If you’ve ever had to talk to a parent, uncle, grandparent or older neighbor about their need to stop driving, you know what a difficult conversation that can be.
AGE of Central Texas is offering a free class for adult drivers and their caregivers Saturday to talk about when it’s time to put down the car keys and how to have that conversation.
Megan Frazier, an occupational therapist who started the company Functional Stability and Mobility, homeanddriving.com, will be sharing her tips at that event, but we asked her to give us some of the warning signs that the conversation needs to be had and how to approach that conversation.
Frazier evaluates adults usually after a doctor has recommended an evaluation. She suggests that family members who think their loved one needs an evaluation get the family doctor on board first.
Often, she’ll have a couple of conversations with the family before the evaluation. “The family is super anxious about it,” she says. “It’s very emotional.”
Her evaluation costs $400 and isn’t covered by insurance.
She goes to the person’s home and evaluates them first for things like strength, balance, reaction time and cognitive skills.
Then she gets in the car with them. She has a driver’s education-type vehicle with an extra set of brakes and accelerator on the passenger side. She’ll take them on about an hour’s drive around familiar roads. If they are doing something dangerous, she can hit the brakes or accelerate if need be. Sometimes she has to grab the wheel and guide them out of danger.
If there’s been something like a stroke, she can work on skill development to get them back in the car safely. Sometimes in the case of dementia or progressive Parkinson’s disease, it would be difficult to develop skills. She would have to let them know that they no longer can safely operate a car.
Instead of thinking about taking keys away, she likes to think of it as driving retirement, and it’s something that you can start planning for before it happens. If you no longer could drive a car safely (or just didn’t feel comfortable driving at night or in Austin traffic), how would you get around? Maybe it’s that you ease into taking a ride-hailing service or a taxi or finding rides with friends.
“Everyone should be thinking about this problem,” she says. That includes the 40-year-old and the 50-year-old. It shouldn’t just be the 80-year-old, she says.
Having a plan in place and the conversation before it’s time makes it easier. Also, having a plan for what to do with the car can help make that transition easier. If there’s someone they know who could use the car, like a grandchild, that might make the driver more amenable to retirement.
Frazier offers these signs that conversations need to be had about driving with a loved one:
They are getting lost more frequently.
They can’t find their car in the parking lot.

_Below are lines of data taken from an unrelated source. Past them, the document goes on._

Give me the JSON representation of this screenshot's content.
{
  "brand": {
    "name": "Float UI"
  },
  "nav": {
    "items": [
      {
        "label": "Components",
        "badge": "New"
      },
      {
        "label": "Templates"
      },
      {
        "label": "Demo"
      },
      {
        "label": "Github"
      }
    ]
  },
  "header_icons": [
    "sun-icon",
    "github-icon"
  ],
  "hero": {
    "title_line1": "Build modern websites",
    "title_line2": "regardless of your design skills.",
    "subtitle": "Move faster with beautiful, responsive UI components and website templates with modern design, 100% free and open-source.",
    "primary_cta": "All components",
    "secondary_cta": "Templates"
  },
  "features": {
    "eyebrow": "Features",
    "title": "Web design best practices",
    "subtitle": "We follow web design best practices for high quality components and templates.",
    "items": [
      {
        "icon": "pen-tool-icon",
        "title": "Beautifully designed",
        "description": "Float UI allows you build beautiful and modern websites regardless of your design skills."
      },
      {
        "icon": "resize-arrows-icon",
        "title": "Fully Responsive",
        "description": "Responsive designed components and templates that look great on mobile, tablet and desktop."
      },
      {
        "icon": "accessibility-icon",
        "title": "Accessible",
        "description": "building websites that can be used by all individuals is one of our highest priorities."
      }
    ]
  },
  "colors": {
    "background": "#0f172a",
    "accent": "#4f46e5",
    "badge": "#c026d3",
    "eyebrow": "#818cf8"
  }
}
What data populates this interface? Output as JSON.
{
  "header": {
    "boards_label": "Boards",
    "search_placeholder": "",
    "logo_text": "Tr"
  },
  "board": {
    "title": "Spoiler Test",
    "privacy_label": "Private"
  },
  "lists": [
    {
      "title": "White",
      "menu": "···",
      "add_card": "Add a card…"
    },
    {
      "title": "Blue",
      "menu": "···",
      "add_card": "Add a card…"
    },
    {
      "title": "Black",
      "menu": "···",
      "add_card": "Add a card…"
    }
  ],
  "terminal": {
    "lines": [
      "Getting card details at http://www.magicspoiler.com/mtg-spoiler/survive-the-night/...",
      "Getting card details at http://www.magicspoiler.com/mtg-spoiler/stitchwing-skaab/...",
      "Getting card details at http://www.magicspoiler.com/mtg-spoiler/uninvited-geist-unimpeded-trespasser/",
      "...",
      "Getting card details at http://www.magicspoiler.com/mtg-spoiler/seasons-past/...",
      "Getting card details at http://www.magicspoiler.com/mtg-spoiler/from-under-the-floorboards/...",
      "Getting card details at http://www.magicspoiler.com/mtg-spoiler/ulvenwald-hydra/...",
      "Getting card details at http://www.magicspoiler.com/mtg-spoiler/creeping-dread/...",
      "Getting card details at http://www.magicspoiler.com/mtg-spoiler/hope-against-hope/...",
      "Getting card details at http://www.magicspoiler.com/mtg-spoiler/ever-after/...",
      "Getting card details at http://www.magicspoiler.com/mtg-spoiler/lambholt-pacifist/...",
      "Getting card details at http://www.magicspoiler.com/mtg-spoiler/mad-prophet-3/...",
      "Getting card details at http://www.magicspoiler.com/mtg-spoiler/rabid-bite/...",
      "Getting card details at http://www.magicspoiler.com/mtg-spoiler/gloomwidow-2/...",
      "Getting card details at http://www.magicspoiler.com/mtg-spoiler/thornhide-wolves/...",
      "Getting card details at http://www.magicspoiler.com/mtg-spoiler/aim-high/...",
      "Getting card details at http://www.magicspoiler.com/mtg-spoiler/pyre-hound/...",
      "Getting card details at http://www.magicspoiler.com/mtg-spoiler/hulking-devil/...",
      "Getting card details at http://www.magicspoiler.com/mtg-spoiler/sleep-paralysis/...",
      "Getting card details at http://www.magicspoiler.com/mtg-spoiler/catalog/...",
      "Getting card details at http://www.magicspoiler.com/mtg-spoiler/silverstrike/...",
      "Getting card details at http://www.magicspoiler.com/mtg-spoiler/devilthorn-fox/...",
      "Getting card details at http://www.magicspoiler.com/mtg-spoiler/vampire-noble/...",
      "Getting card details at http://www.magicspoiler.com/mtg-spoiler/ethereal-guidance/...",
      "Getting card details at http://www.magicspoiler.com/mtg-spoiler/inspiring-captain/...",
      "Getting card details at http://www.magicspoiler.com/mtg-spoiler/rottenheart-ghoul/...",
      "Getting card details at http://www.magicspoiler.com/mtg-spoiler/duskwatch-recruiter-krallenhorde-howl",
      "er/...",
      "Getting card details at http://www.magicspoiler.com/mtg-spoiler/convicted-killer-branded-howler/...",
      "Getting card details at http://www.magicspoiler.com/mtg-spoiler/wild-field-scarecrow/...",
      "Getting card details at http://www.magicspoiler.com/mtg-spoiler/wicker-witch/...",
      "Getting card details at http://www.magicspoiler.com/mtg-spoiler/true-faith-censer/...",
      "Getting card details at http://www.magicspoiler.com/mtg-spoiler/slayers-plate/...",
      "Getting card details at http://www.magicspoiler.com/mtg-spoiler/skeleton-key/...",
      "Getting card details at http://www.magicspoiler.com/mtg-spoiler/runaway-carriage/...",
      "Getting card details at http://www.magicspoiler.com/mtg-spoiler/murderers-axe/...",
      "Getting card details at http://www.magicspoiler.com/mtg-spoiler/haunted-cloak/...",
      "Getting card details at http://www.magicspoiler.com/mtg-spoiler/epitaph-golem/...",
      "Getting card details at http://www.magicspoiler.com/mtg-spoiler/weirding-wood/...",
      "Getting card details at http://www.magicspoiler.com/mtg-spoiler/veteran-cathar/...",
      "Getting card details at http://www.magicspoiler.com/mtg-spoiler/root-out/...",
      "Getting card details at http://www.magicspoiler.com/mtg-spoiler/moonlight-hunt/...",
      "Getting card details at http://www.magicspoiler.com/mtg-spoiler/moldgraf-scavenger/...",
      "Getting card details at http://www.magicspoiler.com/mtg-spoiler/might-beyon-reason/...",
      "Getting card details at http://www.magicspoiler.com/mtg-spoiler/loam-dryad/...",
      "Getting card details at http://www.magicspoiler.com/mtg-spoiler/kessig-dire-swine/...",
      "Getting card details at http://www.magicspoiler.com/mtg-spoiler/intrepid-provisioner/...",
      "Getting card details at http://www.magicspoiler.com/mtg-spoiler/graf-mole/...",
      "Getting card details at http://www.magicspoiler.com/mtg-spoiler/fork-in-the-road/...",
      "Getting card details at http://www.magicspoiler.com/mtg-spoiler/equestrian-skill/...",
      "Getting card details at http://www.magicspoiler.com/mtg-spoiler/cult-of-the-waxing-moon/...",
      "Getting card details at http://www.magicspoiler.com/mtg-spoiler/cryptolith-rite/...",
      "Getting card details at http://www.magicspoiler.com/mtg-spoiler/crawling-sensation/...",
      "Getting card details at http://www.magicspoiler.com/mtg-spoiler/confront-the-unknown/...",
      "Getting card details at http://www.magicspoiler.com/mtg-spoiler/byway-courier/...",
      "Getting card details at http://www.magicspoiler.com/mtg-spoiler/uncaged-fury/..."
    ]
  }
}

We all do that sometimes, but with them, it’s more than one or two times.
There are dents or dings in the car.
There are scratches or dents in the wood around the garage.
In the garage, there’s evidence that things have been pushed away by the car.
The mailbox has been hit.
They’ve had a number of accidents or near-misses.
Frazier also finds signs that have nothing to do with the car:
They are not able to manage their own medications.
They are not cooking or are forgetting to turn off the stove.
Their house is in disarray.
They are not managing simple tasks.
They are falling down repeatedly. People who are falling often are 40% more likely to get into a car accident, Frasier says. There could be other things going on like blood pressure or a vision problem, or they are getting distracted and are unable to stay focused.
She also asks this question: Do you feel comfortable getting in the car with them or putting a child or grandchild in the car with them?
If you’re seeing these signs, you’re going to have multiple conversations and offer concrete examples like those mailbox dings.
You also can note that they’ve modified how they drive, like not driving at night or using the access road instead of getting on the interstate.
Often people cling to their cars because they don’t want to be socially isolated. Start working on that transition: Use a ride-hailing service to take them grocery shopping and show them how it’s done, or arrange rides for the things they do every week.
Frazier suggests that families find the right person to have the conversation. Perhaps it’s their doctor whom they trust, or it’s a friend or a family member that is a better ally.
Often Frazier will hear the excuse that they have been driving since they were 14. She’ll point out that the roads (hello, MoPac) are not the same as they were when they started driving.
She also will ask them: How would you feel if you hurt or killed someone?
Sometimes with people who have dementia and won’t remember that they shouldn’t be driving, family members will physically remove the keys or disconnect the car battery.
You also can submit a concern about a loved one’s ability to drive to the Texas Department of Public Safety. You have to put it in writing and mail it to Enforcement and Compliance Service, P.O. Box 4087, Austin, TX 78773-0320, or email MAB@dps.texas.gov. Your complaint can be anonymous, but it should have as much information as possible, such as full name, birth date, address and driver’s license number, as well as a detailed explanation
If you’re lucky, you won’t have to have any of these conversations, call for any evaluations or send any anonymous letters. Your loved one will make their own decision before you have to help them make it. And then you can say a big thank you to them. (By the way, thanks, Mom!)